All lines from the entries below that contain the string "title" should be copied out.
::::
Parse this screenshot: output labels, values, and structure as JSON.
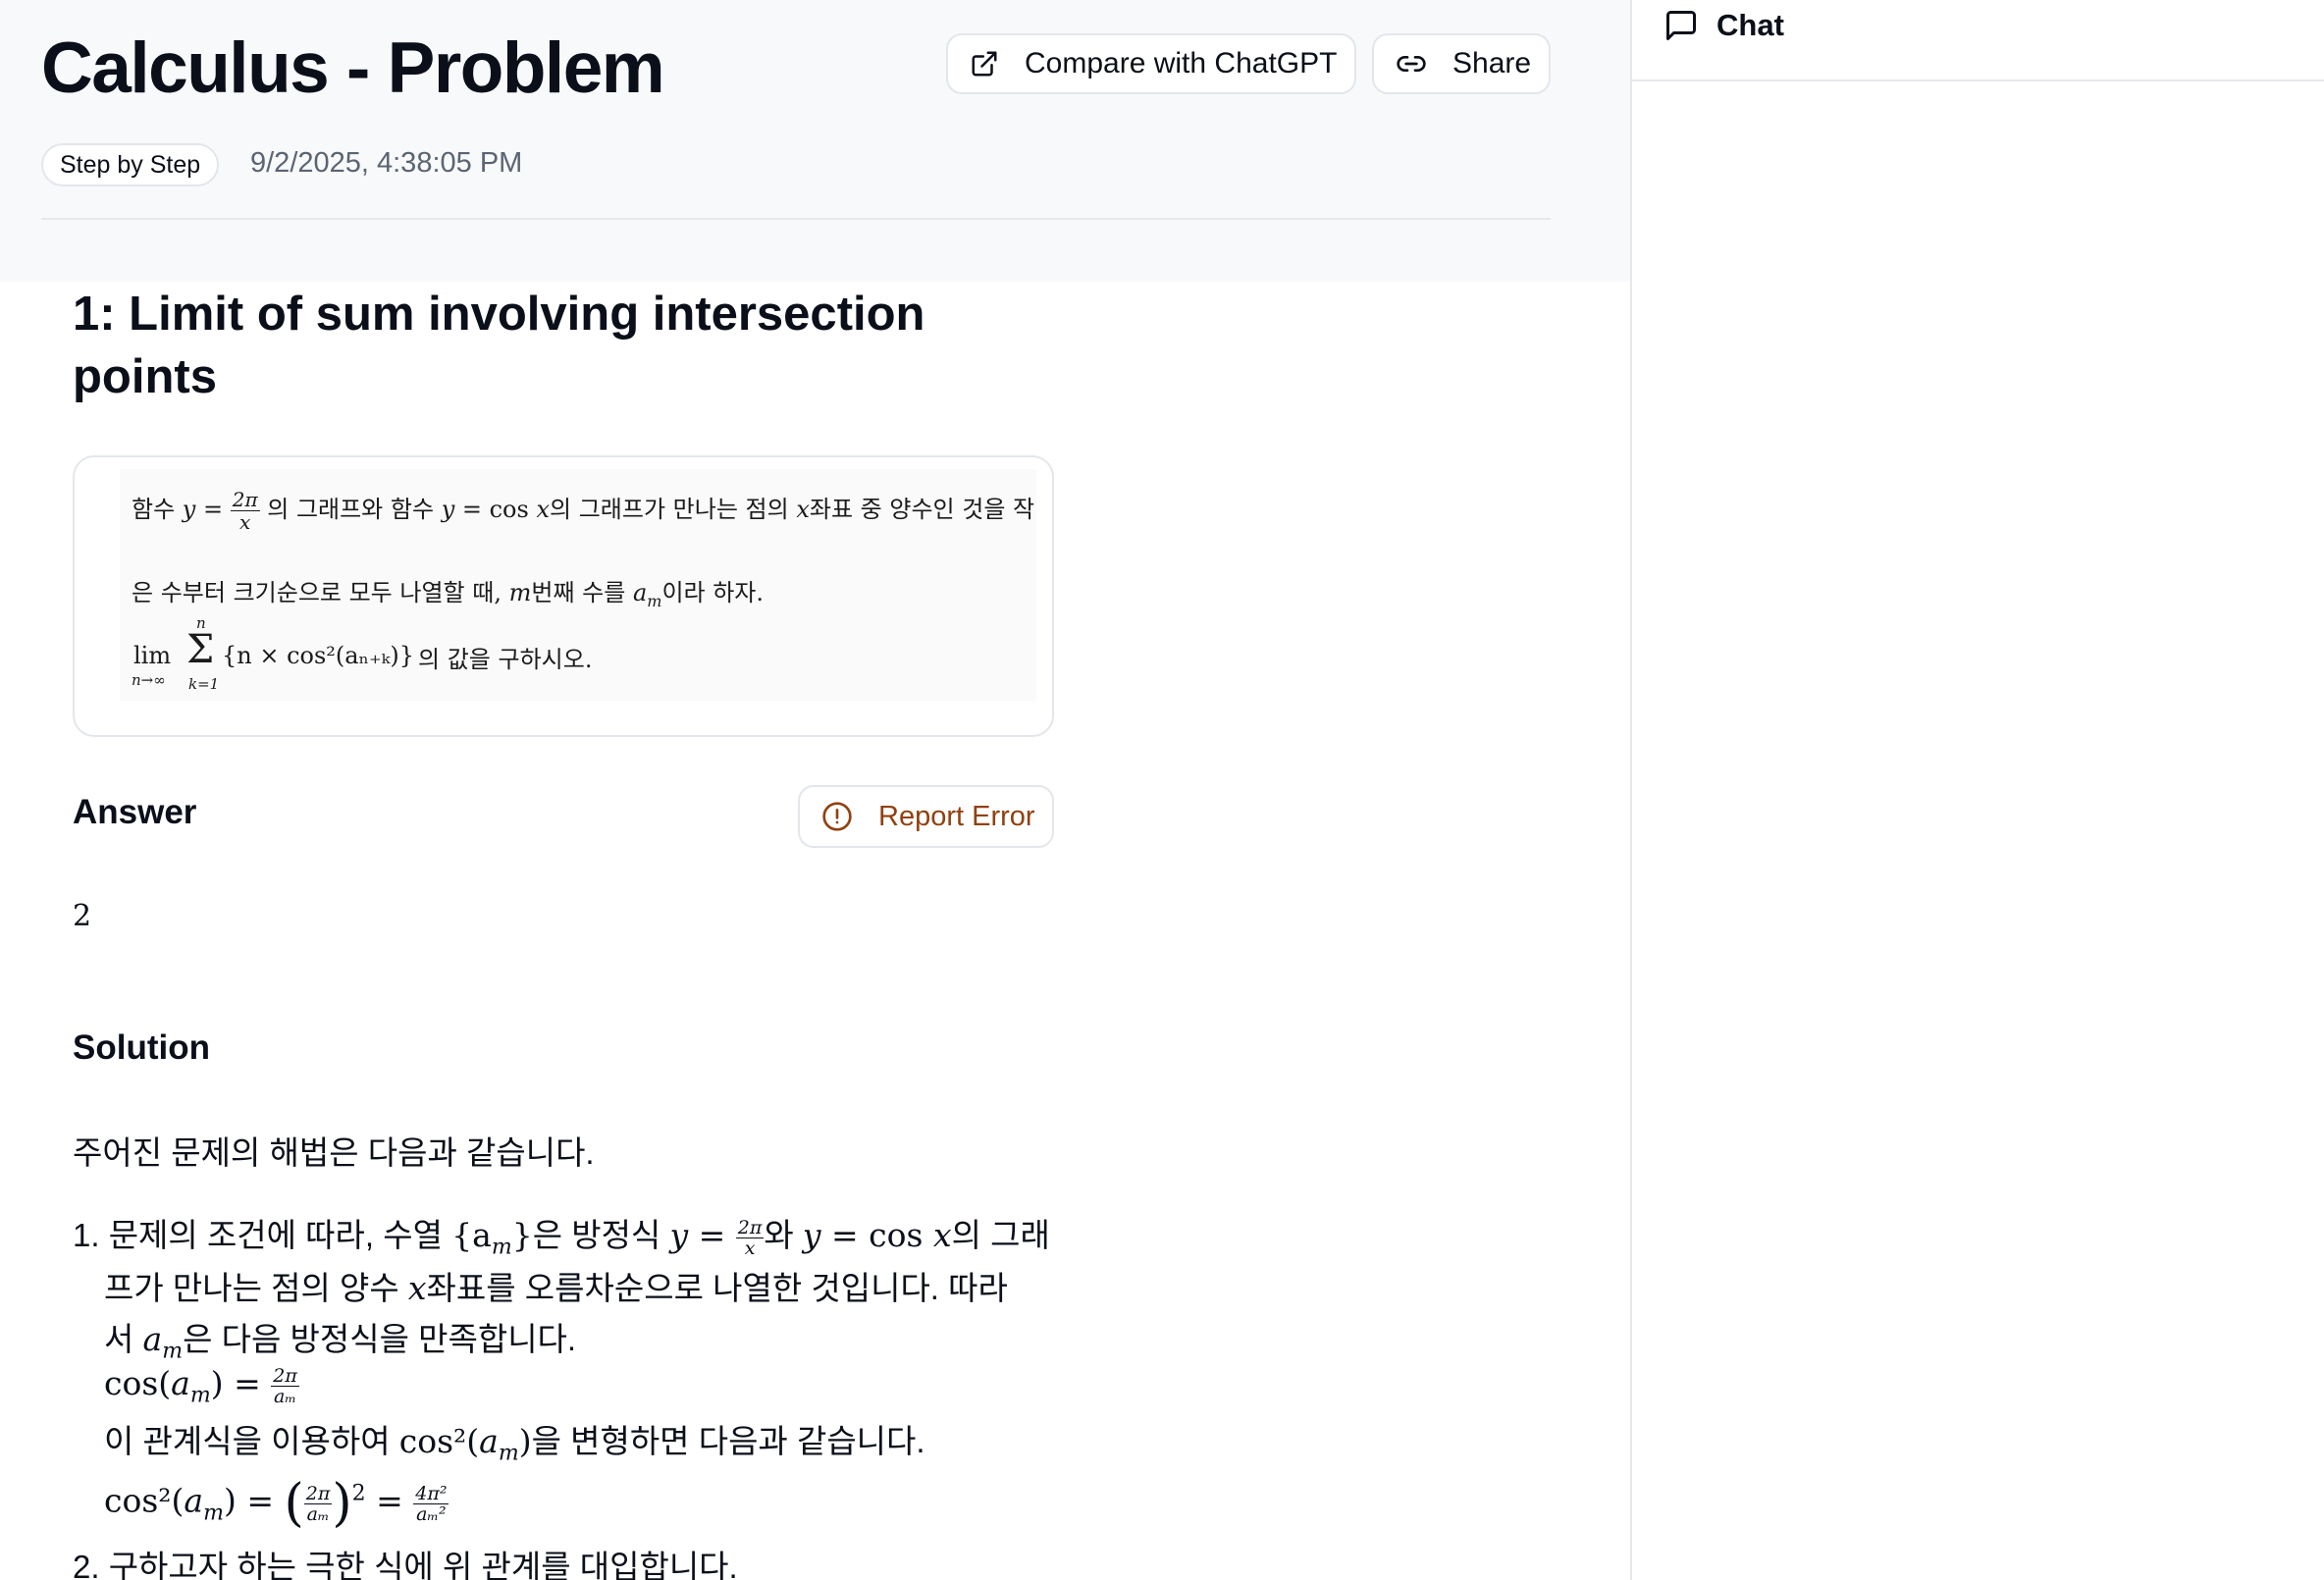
{
  "header": {
    "title": "Calculus - Problem",
    "compare_label": "Compare with ChatGPT",
    "share_label": "Share",
    "badge": "Step by Step",
    "timestamp": "9/2/2025, 4:38:05 PM"
  },
  "problem": {
    "title": "1: Limit of sum involving intersection points",
    "image_lines": {
      "l1_a": "함수 ",
      "l1_b": "y",
      "l1_c": " = ",
      "l1_num": "2π",
      "l1_den": "x",
      "l1_d": " 의 그래프와 함수 ",
      "l1_e": "y",
      "l1_f": " = cos ",
      "l1_g": "x",
      "l1_h": "의 그래프가 만나는 점의 ",
      "l1_i": "x",
      "l1_j": "좌표 중 양수인 것을 작",
      "l2_a": "은 수부터 크기순으로 모두 나열할 때, ",
      "l2_b": "m",
      "l2_c": "번째 수를 ",
      "l2_d": "a",
      "l2_e": "m",
      "l2_f": "이라 하자.",
      "l3_lim": "lim",
      "l3_sub": "n→∞",
      "l3_top": "n",
      "l3_sum": "Σ",
      "l3_bot": "k=1",
      "l3_expr": "{n × cos²(aₙ₊ₖ)}",
      "l3_tail": "의 값을 구하시오."
    }
  },
  "answer": {
    "heading": "Answer",
    "report_label": "Report Error",
    "value": "2"
  },
  "solution": {
    "heading": "Solution",
    "intro": "주어진 문제의 해법은 다음과 같습니다.",
    "s1_a": "1. 문제의 조건에 따라, 수열 ",
    "s1_b": "{a",
    "s1_c": "m",
    "s1_d": "}",
    "s1_e": "은 방정식 ",
    "s1_f": "y",
    "s1_g": " = ",
    "s1_num": "2π",
    "s1_den": "x",
    "s1_h": "와 ",
    "s1_i": "y",
    "s1_j": " = cos ",
    "s1_k": "x",
    "s1_l": "의 그래",
    "s2": "프가 만나는 점의 양수 ",
    "s2_x": "x",
    "s2_b": "좌표를 오름차순으로 나열한 것입니다. 따라",
    "s3_a": "서 ",
    "s3_b": "a",
    "s3_c": "m",
    "s3_d": "은 다음 방정식을 만족합니다.",
    "eq1_a": "cos(",
    "eq1_b": "a",
    "eq1_c": "m",
    "eq1_d": ") = ",
    "eq1_num": "2π",
    "eq1_den": "aₘ",
    "s4_a": "이 관계식을 이용하여 ",
    "s4_b": "cos²(",
    "s4_c": "a",
    "s4_d": "m",
    "s4_e": ")",
    "s4_f": "을 변형하면 다음과 같습니다.",
    "eq2_a": "cos²(",
    "eq2_b": "a",
    "eq2_c": "m",
    "eq2_d": ") = ",
    "eq2_lp": "(",
    "eq2_num": "2π",
    "eq2_den": "aₘ",
    "eq2_rp": ")",
    "eq2_exp": "2",
    "eq2_eq": " = ",
    "eq2_num2": "4π²",
    "eq2_den2": "aₘ²",
    "s5": "2. 구하고자 하는 극한 식에 위 관계를 대입합니다."
  },
  "sidebar": {
    "chat_label": "Chat"
  },
  "icons": {
    "compare": "external-link-icon",
    "share": "link-icon",
    "report": "alert-circle-icon",
    "chat": "chat-bubble-icon"
  },
  "colors": {
    "report_text": "#92400e",
    "header_bg": "#f8f9fb",
    "muted_text": "#5b6472"
  }
}
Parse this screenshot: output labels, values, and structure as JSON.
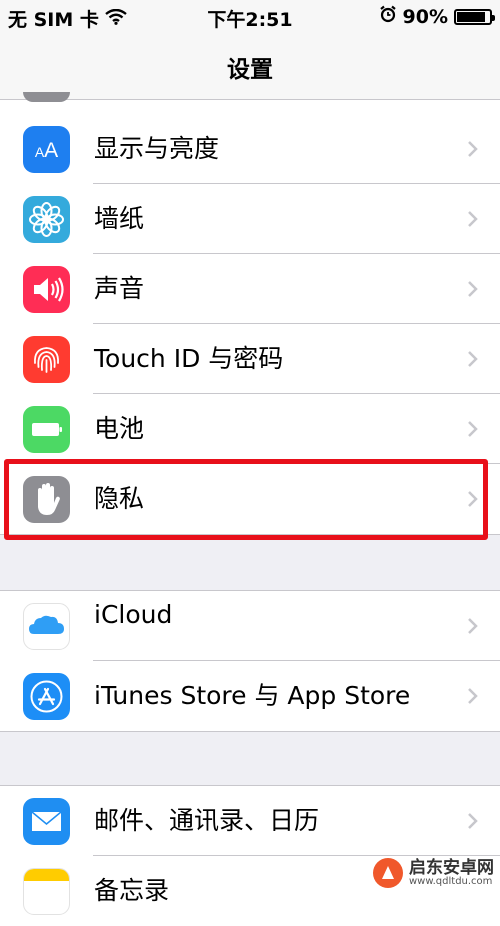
{
  "status_bar": {
    "carrier": "无 SIM 卡",
    "time": "下午2:51",
    "battery_percent": "90%",
    "battery_level": 0.9,
    "icons": [
      "wifi-icon",
      "alarm-icon",
      "battery-icon"
    ]
  },
  "nav": {
    "title": "设置"
  },
  "groups": [
    {
      "items": [
        {
          "label": "显示与亮度",
          "icon": "display-brightness-icon",
          "color": "#1e7ff0"
        },
        {
          "label": "墙纸",
          "icon": "wallpaper-icon",
          "color": "#34aadc"
        },
        {
          "label": "声音",
          "icon": "sound-icon",
          "color": "#ff2d55"
        },
        {
          "label": "Touch ID 与密码",
          "icon": "fingerprint-icon",
          "color": "#ff3b30"
        },
        {
          "label": "电池",
          "icon": "battery-setting-icon",
          "color": "#4cd964"
        },
        {
          "label": "隐私",
          "icon": "privacy-hand-icon",
          "color": "#8e8e93",
          "highlighted": true
        }
      ]
    },
    {
      "items": [
        {
          "label": "iCloud",
          "icon": "icloud-icon",
          "color": "#2f9ef5"
        },
        {
          "label": "iTunes Store 与 App Store",
          "icon": "app-store-icon",
          "color": "#1d8ef6"
        }
      ]
    },
    {
      "items": [
        {
          "label": "邮件、通讯录、日历",
          "icon": "mail-icon",
          "color": "#1f8ef2"
        },
        {
          "label": "备忘录",
          "icon": "notes-icon",
          "color": "#ffcc00"
        }
      ]
    }
  ],
  "watermark": {
    "main": "启东安卓网",
    "sub": "www.qdltdu.com"
  }
}
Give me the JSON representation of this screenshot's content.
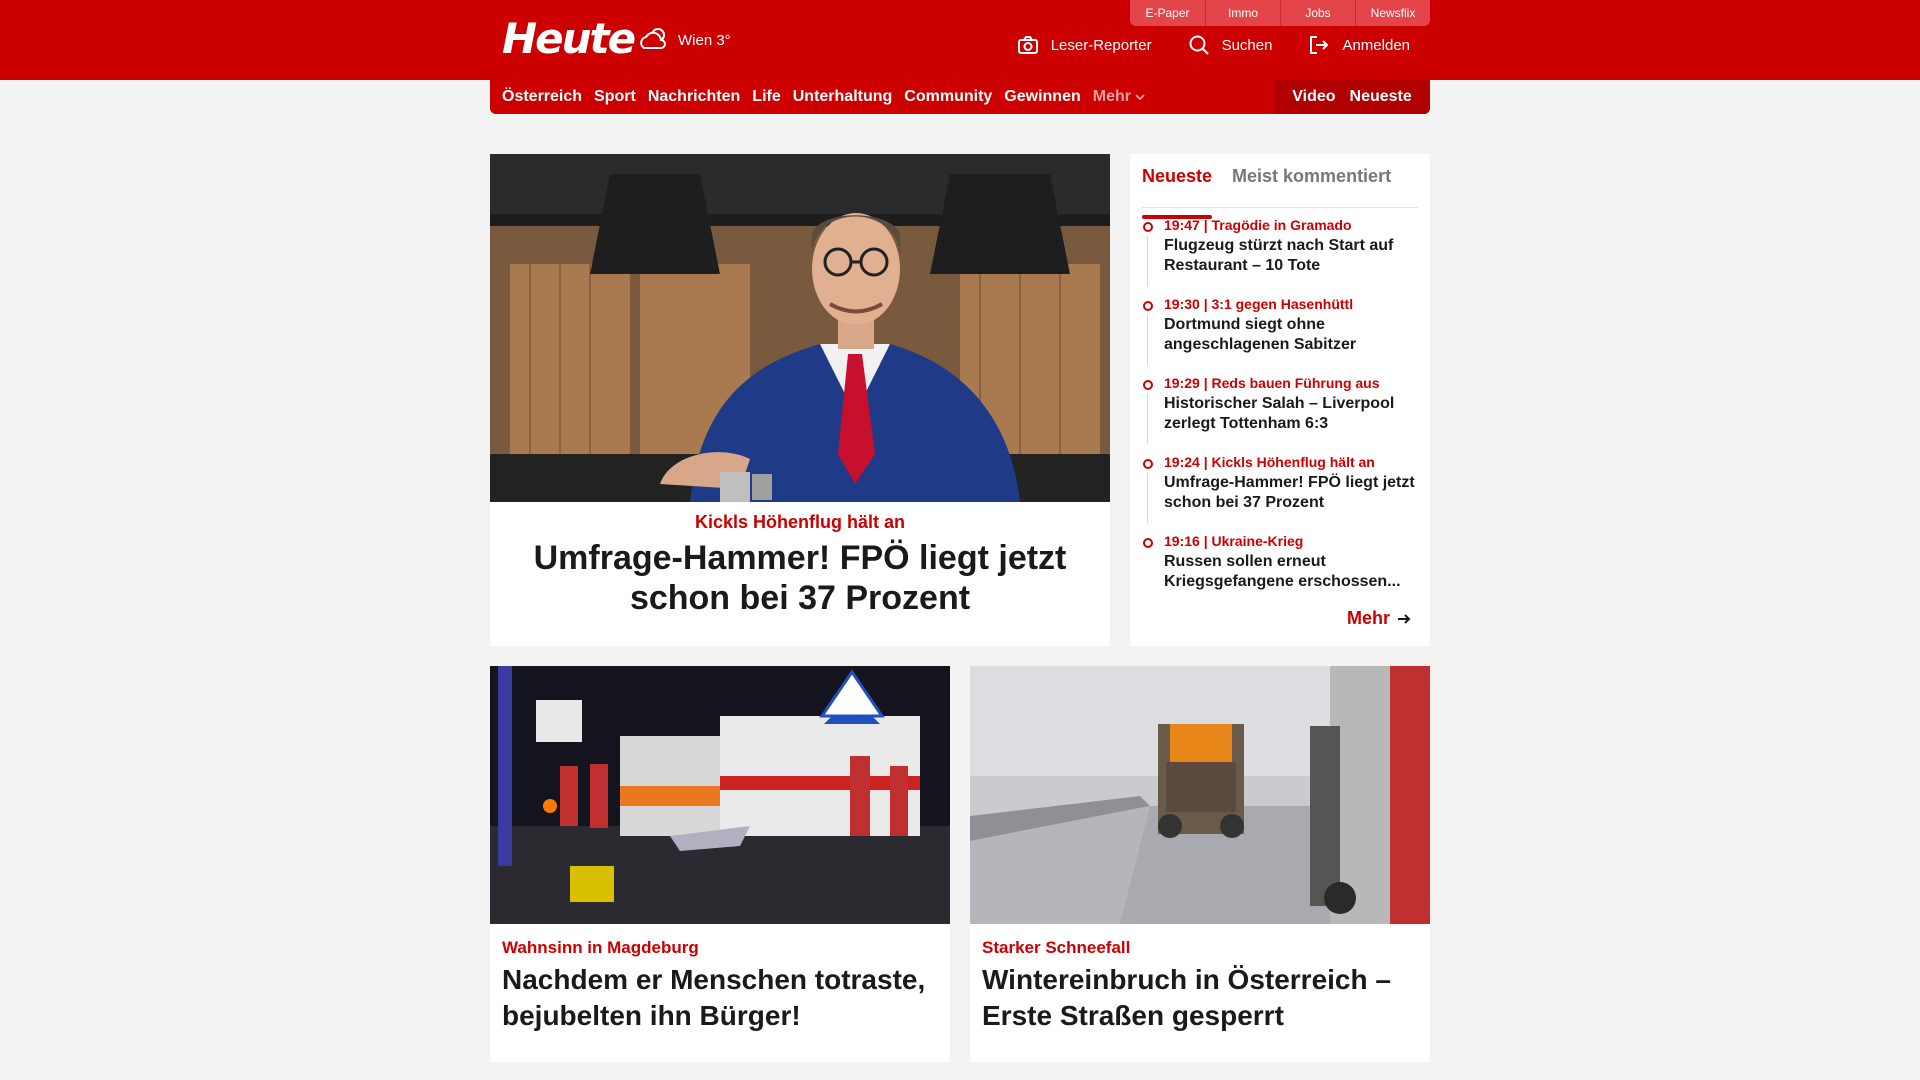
{
  "header": {
    "logo": "Heute",
    "weather": "Wien 3°",
    "services": [
      "E-Paper",
      "Immo",
      "Jobs",
      "Newsflix"
    ],
    "actions": {
      "reporter": "Leser-Reporter",
      "search": "Suchen",
      "login": "Anmelden"
    }
  },
  "nav": {
    "items": [
      "Österreich",
      "Sport",
      "Nachrichten",
      "Life",
      "Unterhaltung",
      "Community",
      "Gewinnen"
    ],
    "more": "Mehr",
    "video": "Video",
    "latest": "Neueste"
  },
  "hero": {
    "kicker": "Kickls Höhenflug hält an",
    "title": "Umfrage-Hammer! FPÖ liegt jetzt schon bei 37 Prozent"
  },
  "sidebar": {
    "tabs": [
      "Neueste",
      "Meist kommentiert"
    ],
    "items": [
      {
        "meta": "19:47 | Tragödie in Gramado",
        "title": "Flugzeug stürzt nach Start auf Restaurant – 10 Tote"
      },
      {
        "meta": "19:30 | 3:1 gegen Hasenhüttl",
        "title": "Dortmund siegt ohne angeschlagenen Sabitzer"
      },
      {
        "meta": "19:29 | Reds bauen Führung aus",
        "title": "Historischer Salah – Liverpool zerlegt Tottenham 6:3"
      },
      {
        "meta": "19:24 | Kickls Höhenflug hält an",
        "title": "Umfrage-Hammer! FPÖ liegt jetzt schon bei 37 Prozent"
      },
      {
        "meta": "19:16 | Ukraine-Krieg",
        "title": "Russen sollen erneut Kriegsgefangene erschossen..."
      }
    ],
    "more": "Mehr"
  },
  "cards": [
    {
      "kicker": "Wahnsinn in Magdeburg",
      "title": "Nachdem er Menschen totraste, bejubelten ihn Bürger!"
    },
    {
      "kicker": "Starker Schneefall",
      "title": "Wintereinbruch in Österreich – Erste Straßen gesperrt"
    }
  ],
  "colors": {
    "brand": "#cc0000",
    "background": "#f3f3f3"
  }
}
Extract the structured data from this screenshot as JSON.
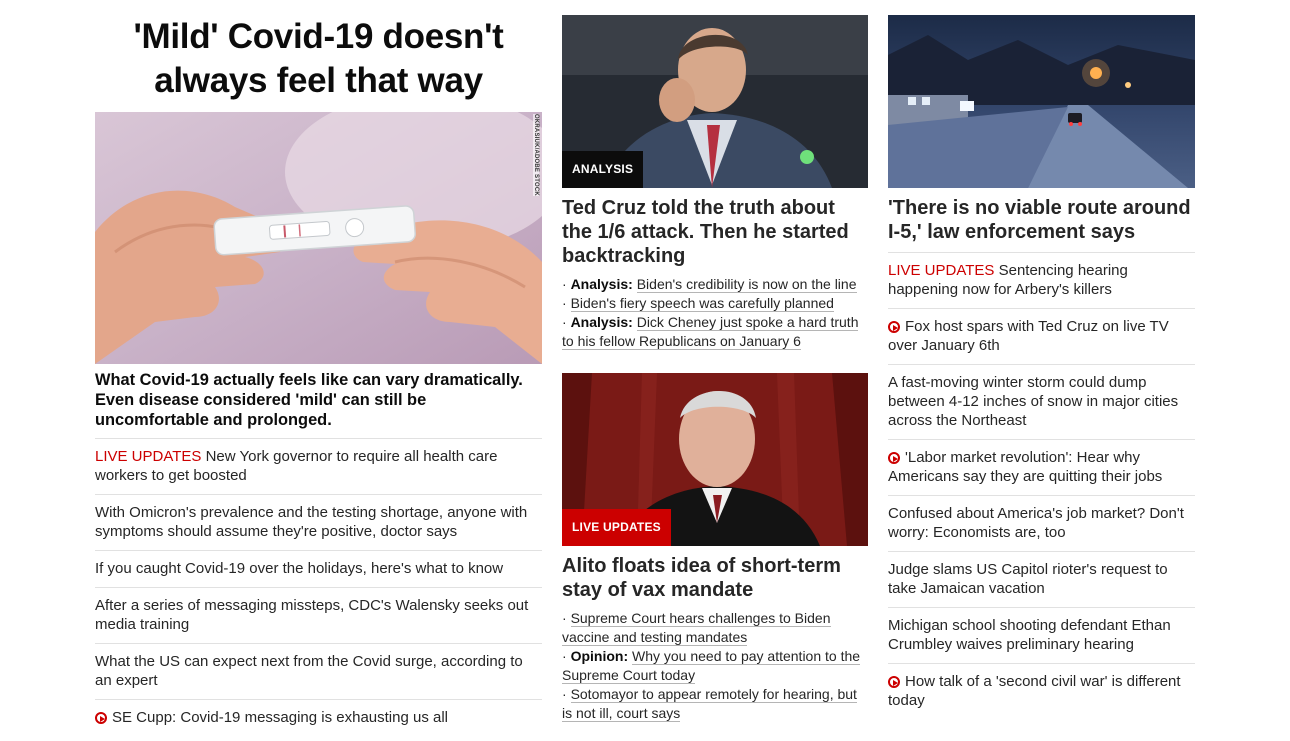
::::
**Reply to the exercise:**
    "title": "Calculus - Problem",
    "title": "1: Limit of sum involving intersection points",
    "title": "设置"
    "title": "Umfrage-Hammer! FPÖ liegt jetzt schon bei 37 Prozent"
        "title": "Flugzeug stürzt nach Start auf Restaurant – 10 Tote"
        "title": "Dortmund siegt ohne angeschlagenen Sabitzer"
        "title": "Historischer Salah – Liverpool zerlegt Tottenham 6:3"
        "title": "Umfrage-Hammer! FPÖ liegt jetzt schon bei 37 Prozent"
        "title": "Russen sollen erneut Kriegsgefangene erschossen..."
      "title": "Nachdem er Menschen totraste, bejubelten ihn Bürger!"
      "title": "Wintereinbruch in Österreich – Erste Straßen gesperrt"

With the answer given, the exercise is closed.